Employers have drug costs on their minds lately. Balancing the cost of drugs against care has swelled as the key consideration for companies evaluating drug plans in a survey by Express Scripts.
Where 5 years ago only 41% of respondents said "balancing cost with care" was their main concern, now that number is 78%, reports Reuters. Meanwhile, where 57% said "providing the broadest coverage" was the most important measure 5 years ago, now only 14% of respondents think that is the main deal.
How companies and their benefit managers structure prescription drug benefits can have a big impact on the pharmaceutical industry. And they have been taking aggressive steps to keep on top of prices. A coalition of unions and a consumer group recently sued 8 of the largest companies, including Pfizer ($PFE), Merck ($MRK) and GlaxoSmithKline ($GSK), for using coupons to try to lure patients away from generics.
And companies are thinking hard about things like the cost of specialty drugs, the high-priced medications often used for the most serious conditions like cancer or rheumatoid arthritis. While only 36% of plan managers said specialty drugs are their key concern, the drugs are the primary concern for 58% of companies with more than 25,000 employees.
There is a reason specialty drug costs are on employers' minds, Tim Wentworth, Express Scripts' president of sales and account management, tells Reuters. While they make up less than 30% of what a company is spending on drugs, they are the fastest-growing segment in terms of cost. Last year, spending on medications grew 2.7% while spending on specialty drugs was up 17.1%, he said. It is the fastest-growing segment, "so they want to put things in place now," he says.
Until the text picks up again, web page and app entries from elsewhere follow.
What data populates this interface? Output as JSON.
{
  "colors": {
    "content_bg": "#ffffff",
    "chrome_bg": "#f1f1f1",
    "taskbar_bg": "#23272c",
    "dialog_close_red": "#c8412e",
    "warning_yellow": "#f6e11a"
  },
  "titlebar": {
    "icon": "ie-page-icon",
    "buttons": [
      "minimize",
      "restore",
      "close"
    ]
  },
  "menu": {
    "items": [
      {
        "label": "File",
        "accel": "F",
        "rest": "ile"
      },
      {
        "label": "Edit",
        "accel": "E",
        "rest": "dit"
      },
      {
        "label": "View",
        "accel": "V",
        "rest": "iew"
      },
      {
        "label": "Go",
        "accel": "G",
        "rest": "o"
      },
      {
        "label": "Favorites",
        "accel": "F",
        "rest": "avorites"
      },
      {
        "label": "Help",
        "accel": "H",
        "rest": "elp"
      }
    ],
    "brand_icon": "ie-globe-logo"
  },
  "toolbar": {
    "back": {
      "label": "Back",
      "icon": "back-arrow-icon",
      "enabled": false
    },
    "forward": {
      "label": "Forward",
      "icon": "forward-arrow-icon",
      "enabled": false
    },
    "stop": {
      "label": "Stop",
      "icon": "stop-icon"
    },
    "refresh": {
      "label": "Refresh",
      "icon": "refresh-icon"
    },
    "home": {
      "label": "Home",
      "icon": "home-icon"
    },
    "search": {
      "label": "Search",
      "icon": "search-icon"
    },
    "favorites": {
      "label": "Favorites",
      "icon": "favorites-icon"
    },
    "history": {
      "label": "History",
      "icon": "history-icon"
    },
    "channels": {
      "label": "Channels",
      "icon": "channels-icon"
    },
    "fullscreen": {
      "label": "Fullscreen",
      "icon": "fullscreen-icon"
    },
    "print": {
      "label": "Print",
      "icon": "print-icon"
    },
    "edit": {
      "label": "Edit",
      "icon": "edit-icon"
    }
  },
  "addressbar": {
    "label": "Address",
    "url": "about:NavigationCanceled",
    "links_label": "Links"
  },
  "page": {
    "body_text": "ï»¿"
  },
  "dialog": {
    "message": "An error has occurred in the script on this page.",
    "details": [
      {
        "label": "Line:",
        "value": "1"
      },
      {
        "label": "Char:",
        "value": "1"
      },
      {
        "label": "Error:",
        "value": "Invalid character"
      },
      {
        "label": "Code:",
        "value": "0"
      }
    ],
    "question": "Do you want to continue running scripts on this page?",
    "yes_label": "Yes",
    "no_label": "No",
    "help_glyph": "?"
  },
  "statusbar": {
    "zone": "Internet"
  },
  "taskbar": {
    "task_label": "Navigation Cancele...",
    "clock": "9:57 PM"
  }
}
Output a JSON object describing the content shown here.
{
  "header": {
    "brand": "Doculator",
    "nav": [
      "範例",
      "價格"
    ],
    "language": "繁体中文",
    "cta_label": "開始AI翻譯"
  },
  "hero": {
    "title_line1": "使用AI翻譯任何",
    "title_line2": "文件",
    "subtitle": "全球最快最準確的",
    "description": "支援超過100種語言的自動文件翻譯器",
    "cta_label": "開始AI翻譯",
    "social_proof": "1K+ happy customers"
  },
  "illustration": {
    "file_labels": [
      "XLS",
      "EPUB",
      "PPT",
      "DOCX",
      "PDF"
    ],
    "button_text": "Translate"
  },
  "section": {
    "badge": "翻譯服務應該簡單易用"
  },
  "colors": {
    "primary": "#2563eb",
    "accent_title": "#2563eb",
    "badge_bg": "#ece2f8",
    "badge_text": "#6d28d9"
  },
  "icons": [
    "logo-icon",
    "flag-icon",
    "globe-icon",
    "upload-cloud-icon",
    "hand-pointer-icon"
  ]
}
One way to do that is with step therapy, requiring plan members to try the low-cost drug before moving to another medication. Most companies expect to institute such a plan within two years, the survey found.
- read the Reuters story